Goal of the exercise -
Go through the data below and repeat it exactly, skipping each picture.

----- Record set -----

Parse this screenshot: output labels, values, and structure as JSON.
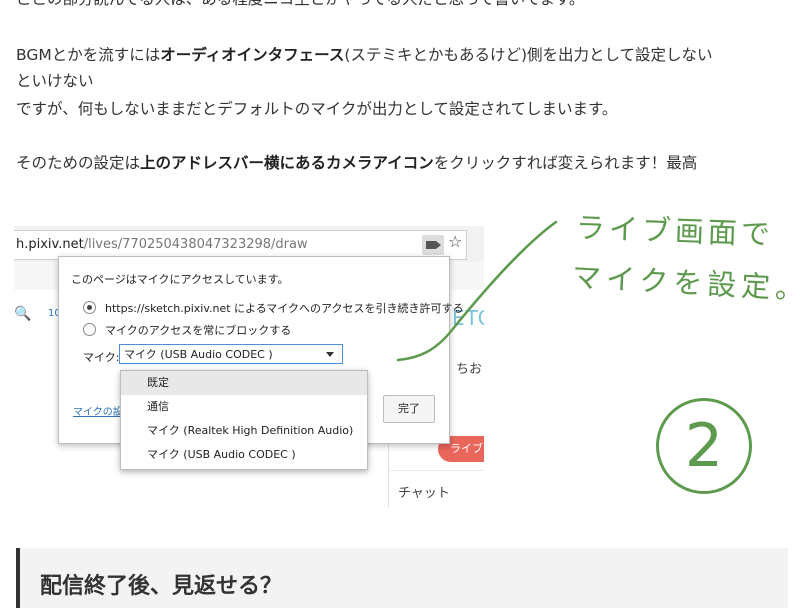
{
  "article": {
    "line0": "ここの部分読んでる人は、ある程度ニコ生とかやってる人だと思って書いてます。",
    "p1_before": "BGMとかを流すには",
    "p1_bold": "オーディオインタフェース",
    "p1_after": "(ステミキとかもあるけど)側を出力として設定しない",
    "p1_line2": "といけない",
    "p1_line3": "ですが、何もしないままだとデフォルトのマイクが出力として設定されてしまいます。",
    "p2_before": "そのための設定は",
    "p2_bold": "上のアドレスバー横にあるカメラアイコン",
    "p2_after": "をクリックすれば変えられます！最高",
    "heading": "配信終了後、見返せる？"
  },
  "screenshot": {
    "url_host": "h.pixiv.net",
    "url_path": "/lives/770250438047323298/draw",
    "bg_magnifier": "🔍",
    "bg_10": "10",
    "bg_eto": "ETC",
    "bg_chio": "ちお",
    "bg_live": "ライブ",
    "bg_chat": "チャット",
    "popup": {
      "title": "このページはマイクにアクセスしています。",
      "option_allow": "https://sketch.pixiv.net によるマイクへのアクセスを引き続き許可する",
      "option_block": "マイクのアクセスを常にブロックする",
      "mic_label": "マイク:",
      "mic_selected": "マイク (USB Audio CODEC )",
      "manage_link": "マイクの設",
      "done_button": "完了"
    },
    "dropdown_options": [
      "既定",
      "通信",
      "マイク (Realtek High Definition Audio)",
      "マイク (USB Audio CODEC )"
    ]
  },
  "handwriting": {
    "line1": "ライブ画面で",
    "line2": "マイクを設定。",
    "step_number": "2"
  },
  "colors": {
    "handwriting": "#5e9a4e",
    "link": "#2f73b8",
    "text": "#333333"
  }
}
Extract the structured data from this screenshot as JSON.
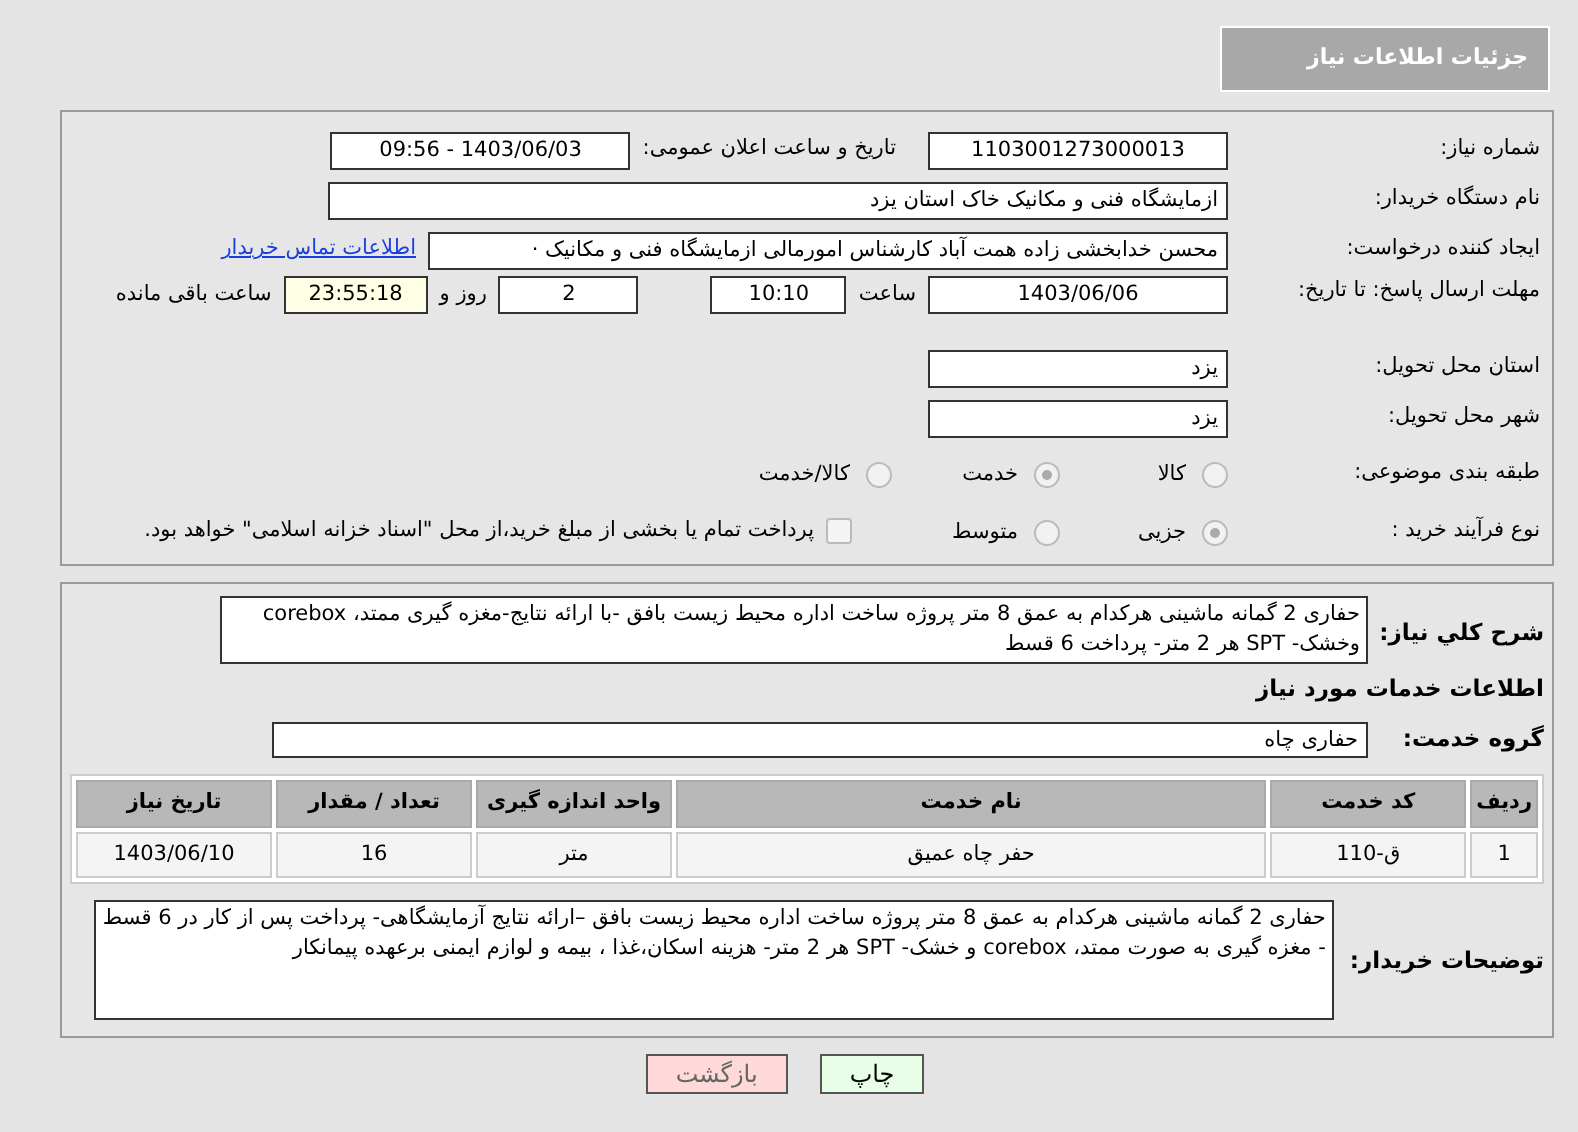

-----

Task response -
Parse this screenshot: output labels, values, and structure as JSON.
{
  "article": {
    "line0": "ここの部分読んでる人は、ある程度ニコ生とかやってる人だと思って書いてます。",
    "p1_before": "BGMとかを流すには",
    "p1_bold": "オーディオインタフェース",
    "p1_after": "(ステミキとかもあるけど)側を出力として設定しない",
    "p1_line2": "といけない",
    "p1_line3": "ですが、何もしないままだとデフォルトのマイクが出力として設定されてしまいます。",
    "p2_before": "そのための設定は",
    "p2_bold": "上のアドレスバー横にあるカメラアイコン",
    "p2_after": "をクリックすれば変えられます！最高",
    "heading": "配信終了後、見返せる？"
  },
  "screenshot": {
    "url_host": "h.pixiv.net",
    "url_path": "/lives/770250438047323298/draw",
    "bg_magnifier": "🔍",
    "bg_10": "10",
    "bg_eto": "ETC",
    "bg_chio": "ちお",
    "bg_live": "ライブ",
    "bg_chat": "チャット",
    "popup": {
      "title": "このページはマイクにアクセスしています。",
      "option_allow": "https://sketch.pixiv.net によるマイクへのアクセスを引き続き許可する",
      "option_block": "マイクのアクセスを常にブロックする",
      "mic_label": "マイク:",
      "mic_selected": "マイク (USB Audio CODEC )",
      "manage_link": "マイクの設",
      "done_button": "完了"
    },
    "dropdown_options": [
      "既定",
      "通信",
      "マイク (Realtek High Definition Audio)",
      "マイク (USB Audio CODEC )"
    ]
  },
  "handwriting": {
    "line1": "ライブ画面で",
    "line2": "マイクを設定。",
    "step_number": "2"
  },
  "colors": {
    "handwriting": "#5e9a4e",
    "link": "#2f73b8",
    "text": "#333333"
  }
}
Extract the structured data from this screenshot as JSON.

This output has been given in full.